- _Task directions_: Copy out every line of the data exactly; do not include the images.

Entries from a dataset of interfaces
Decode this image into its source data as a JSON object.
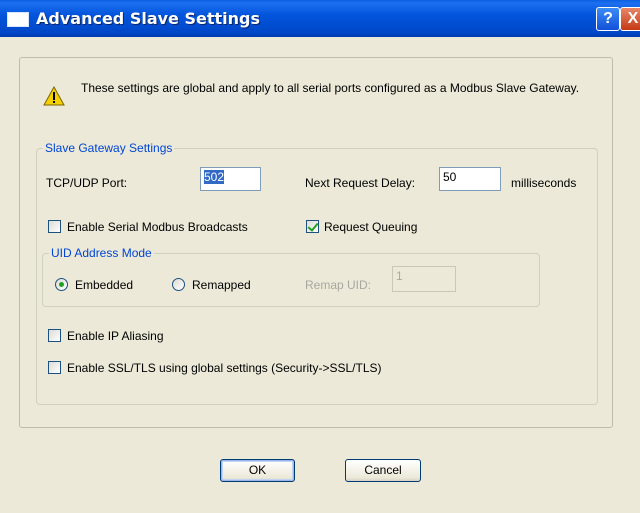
{
  "window": {
    "title": "Advanced Slave Settings",
    "help_glyph": "?",
    "close_glyph": "X",
    "icon": "window-icon"
  },
  "info": {
    "icon": "warning-icon",
    "text": "These settings are global and apply to all serial ports configured as a Modbus Slave Gateway."
  },
  "gateway": {
    "legend": "Slave Gateway Settings",
    "tcp_port_label": "TCP/UDP Port:",
    "tcp_port_value": "502",
    "delay_label": "Next Request Delay:",
    "delay_value": "50",
    "delay_unit": "milliseconds",
    "broadcast_label": "Enable Serial Modbus Broadcasts",
    "broadcast_checked": false,
    "queuing_label": "Request Queuing",
    "queuing_checked": true,
    "uid": {
      "legend": "UID Address Mode",
      "embedded_label": "Embedded",
      "remapped_label": "Remapped",
      "selected": "Embedded",
      "remap_label": "Remap UID:",
      "remap_value": "1"
    },
    "ip_alias_label": "Enable IP Aliasing",
    "ip_alias_checked": false,
    "ssl_label": "Enable SSL/TLS using global settings (Security->SSL/TLS)",
    "ssl_checked": false
  },
  "buttons": {
    "ok": "OK",
    "cancel": "Cancel"
  },
  "colors": {
    "titlebar": "#0055e5",
    "dialog_bg": "#ece9d8",
    "group_legend": "#0046d5",
    "check_mark": "#21a121",
    "selection": "#316ac5"
  }
}
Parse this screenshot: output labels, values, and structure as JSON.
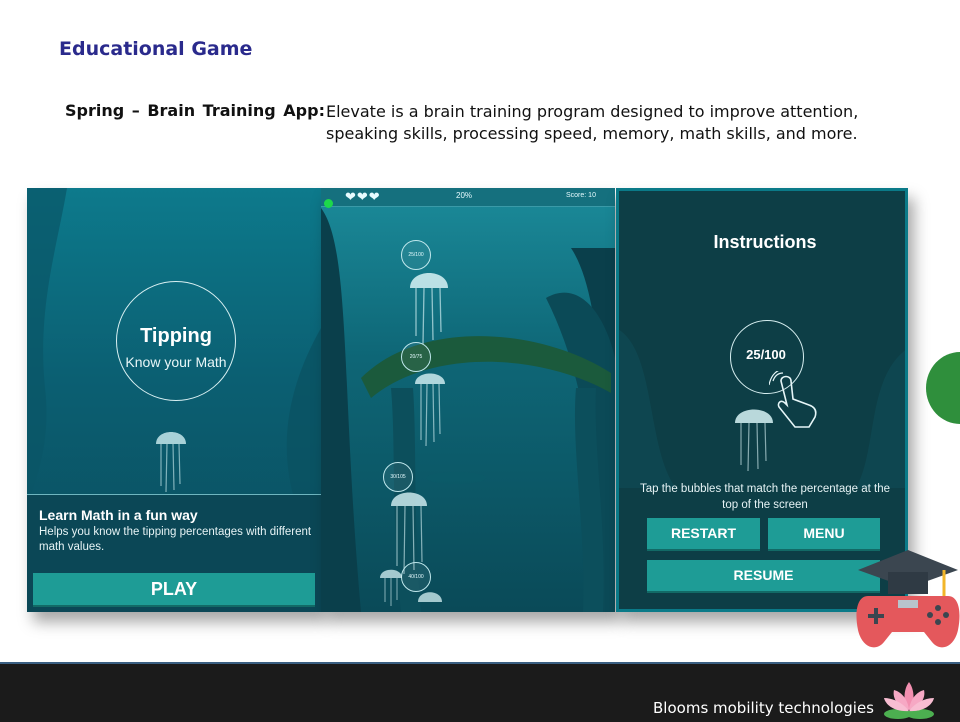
{
  "slide": {
    "title": "Educational Game",
    "app_label": "Spring – Brain Training App:",
    "description": "Elevate is a brain training program designed to improve attention, speaking skills, processing speed, memory, math skills, and more."
  },
  "screen1": {
    "game_title": "Tipping",
    "game_subtitle": "Know your Math",
    "heading": "Learn Math in a fun way",
    "body": "Helps you know the tipping percentages with different math values.",
    "play_label": "PLAY"
  },
  "screen2": {
    "hearts": "❤❤❤",
    "progress": "20%",
    "score": "Score:   10",
    "bubbles": [
      "25/100",
      "20/75",
      "30/105",
      "40/100"
    ]
  },
  "screen3": {
    "title": "Instructions",
    "example_fraction": "25/100",
    "tip": "Tap the bubbles that match the percentage at the top of the screen",
    "restart_label": "RESTART",
    "menu_label": "MENU",
    "resume_label": "RESUME"
  },
  "footer": {
    "company": "Blooms mobility technologies"
  },
  "icons": [
    "game-controller-graduation-icon",
    "lotus-logo-icon",
    "jellyfish-icon",
    "tap-hand-icon",
    "heart-icon"
  ],
  "colors": {
    "title_blue": "#2a2a8c",
    "teal_button": "#1e9c96",
    "footer_bg": "#1b1b1b",
    "accent_green": "#2f8f3c"
  }
}
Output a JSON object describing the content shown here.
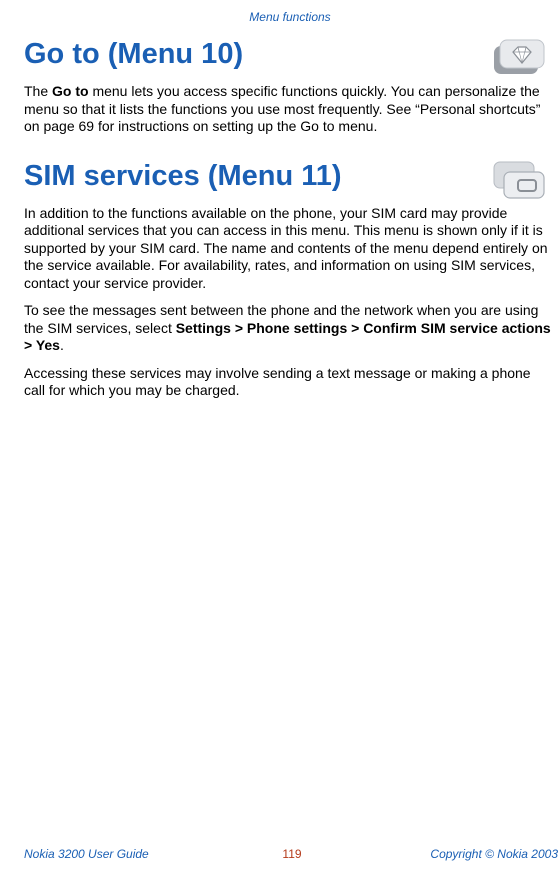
{
  "header": {
    "label": "Menu functions"
  },
  "section_goto": {
    "title": "Go to (Menu 10)",
    "body": "The Go to menu lets you access specific functions quickly. You can personalize the menu so that it lists the functions you use most frequently. See “Personal shortcuts” on page 69 for instructions on setting up the Go to menu.",
    "bold_lead": "Go to"
  },
  "section_sim": {
    "title": "SIM services (Menu 11)",
    "para1": "In addition to the functions available on the phone, your SIM card may provide additional services that you can access in this menu. This menu is shown only if it is supported by your SIM card. The name and contents of the menu depend entirely on the service available. For availability, rates, and information on using SIM services, contact your service provider.",
    "para2_pre": "To see the messages sent between the phone and the network when you are using the SIM services, select ",
    "para2_bold": "Settings > Phone settings > Confirm SIM service actions > Yes",
    "para2_post": ".",
    "para3": "Accessing these services may involve sending a text message or making a phone call for which you may be charged."
  },
  "footer": {
    "left": "Nokia 3200 User Guide",
    "center": "119",
    "right": "Copyright © Nokia 2003"
  }
}
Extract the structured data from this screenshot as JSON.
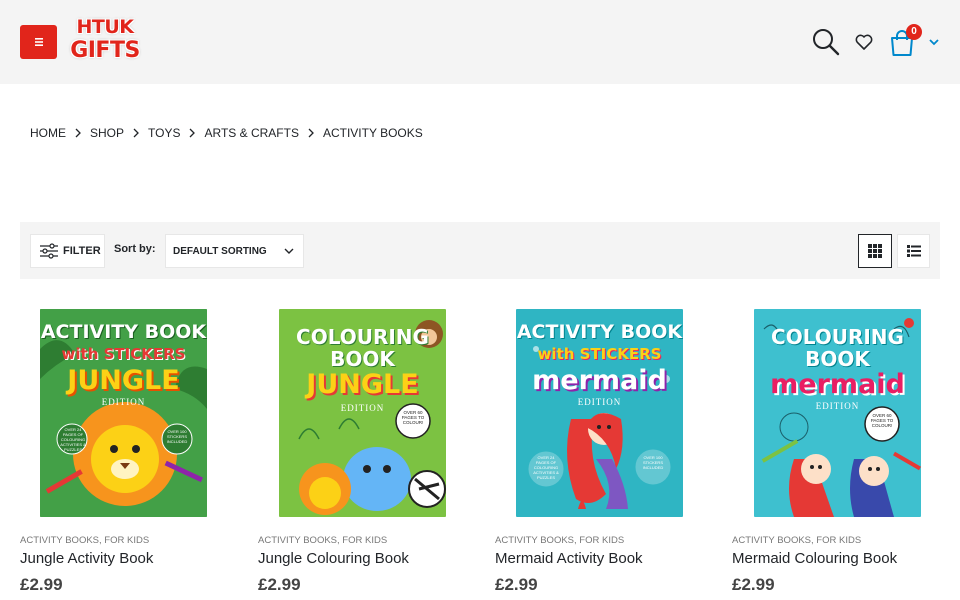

- _Output for this exercise_:
Decode this image into its source data as a JSON object.
{
  "window": {
    "title": "Advanced Slave Settings",
    "help_glyph": "?",
    "close_glyph": "X",
    "icon": "window-icon"
  },
  "info": {
    "icon": "warning-icon",
    "text": "These settings are global and apply to all serial ports configured as a Modbus Slave Gateway."
  },
  "gateway": {
    "legend": "Slave Gateway Settings",
    "tcp_port_label": "TCP/UDP Port:",
    "tcp_port_value": "502",
    "delay_label": "Next Request Delay:",
    "delay_value": "50",
    "delay_unit": "milliseconds",
    "broadcast_label": "Enable Serial Modbus Broadcasts",
    "broadcast_checked": false,
    "queuing_label": "Request Queuing",
    "queuing_checked": true,
    "uid": {
      "legend": "UID Address Mode",
      "embedded_label": "Embedded",
      "remapped_label": "Remapped",
      "selected": "Embedded",
      "remap_label": "Remap UID:",
      "remap_value": "1"
    },
    "ip_alias_label": "Enable IP Aliasing",
    "ip_alias_checked": false,
    "ssl_label": "Enable SSL/TLS using global settings (Security->SSL/TLS)",
    "ssl_checked": false
  },
  "buttons": {
    "ok": "OK",
    "cancel": "Cancel"
  },
  "colors": {
    "titlebar": "#0055e5",
    "dialog_bg": "#ece9d8",
    "group_legend": "#0046d5",
    "check_mark": "#21a121",
    "selection": "#316ac5"
  }
}
Parse this screenshot: output labels, values, and structure as JSON.
{
  "slide": {
    "title": "Educational Game",
    "app_label": "Spring – Brain Training App:",
    "description": "Elevate is a brain training program designed to improve attention, speaking skills, processing speed, memory, math skills, and more."
  },
  "screen1": {
    "game_title": "Tipping",
    "game_subtitle": "Know your Math",
    "heading": "Learn Math in a fun way",
    "body": "Helps you know the tipping percentages with different math values.",
    "play_label": "PLAY"
  },
  "screen2": {
    "hearts": "❤❤❤",
    "progress": "20%",
    "score": "Score:   10",
    "bubbles": [
      "25/100",
      "20/75",
      "30/105",
      "40/100"
    ]
  },
  "screen3": {
    "title": "Instructions",
    "example_fraction": "25/100",
    "tip": "Tap the bubbles that match the percentage at the top of the screen",
    "restart_label": "RESTART",
    "menu_label": "MENU",
    "resume_label": "RESUME"
  },
  "footer": {
    "company": "Blooms mobility technologies"
  },
  "icons": [
    "game-controller-graduation-icon",
    "lotus-logo-icon",
    "jellyfish-icon",
    "tap-hand-icon",
    "heart-icon"
  ],
  "colors": {
    "title_blue": "#2a2a8c",
    "teal_button": "#1e9c96",
    "footer_bg": "#1b1b1b",
    "accent_green": "#2f8f3c"
  }
}
Output a JSON object describing the content shown here.
{
  "header": {
    "label": "Menu functions"
  },
  "section_goto": {
    "title": "Go to (Menu 10)",
    "body": "The Go to menu lets you access specific functions quickly. You can personalize the menu so that it lists the functions you use most frequently. See “Personal shortcuts” on page 69 for instructions on setting up the Go to menu.",
    "bold_lead": "Go to"
  },
  "section_sim": {
    "title": "SIM services (Menu 11)",
    "para1": "In addition to the functions available on the phone, your SIM card may provide additional services that you can access in this menu. This menu is shown only if it is supported by your SIM card. The name and contents of the menu depend entirely on the service available. For availability, rates, and information on using SIM services, contact your service provider.",
    "para2_pre": "To see the messages sent between the phone and the network when you are using the SIM services, select ",
    "para2_bold": "Settings > Phone settings > Confirm SIM service actions > Yes",
    "para2_post": ".",
    "para3": "Accessing these services may involve sending a text message or making a phone call for which you may be charged."
  },
  "footer": {
    "left": "Nokia 3200 User Guide",
    "center": "119",
    "right": "Copyright © Nokia 2003"
  }
}
Extract the structured data from this screenshot as JSON.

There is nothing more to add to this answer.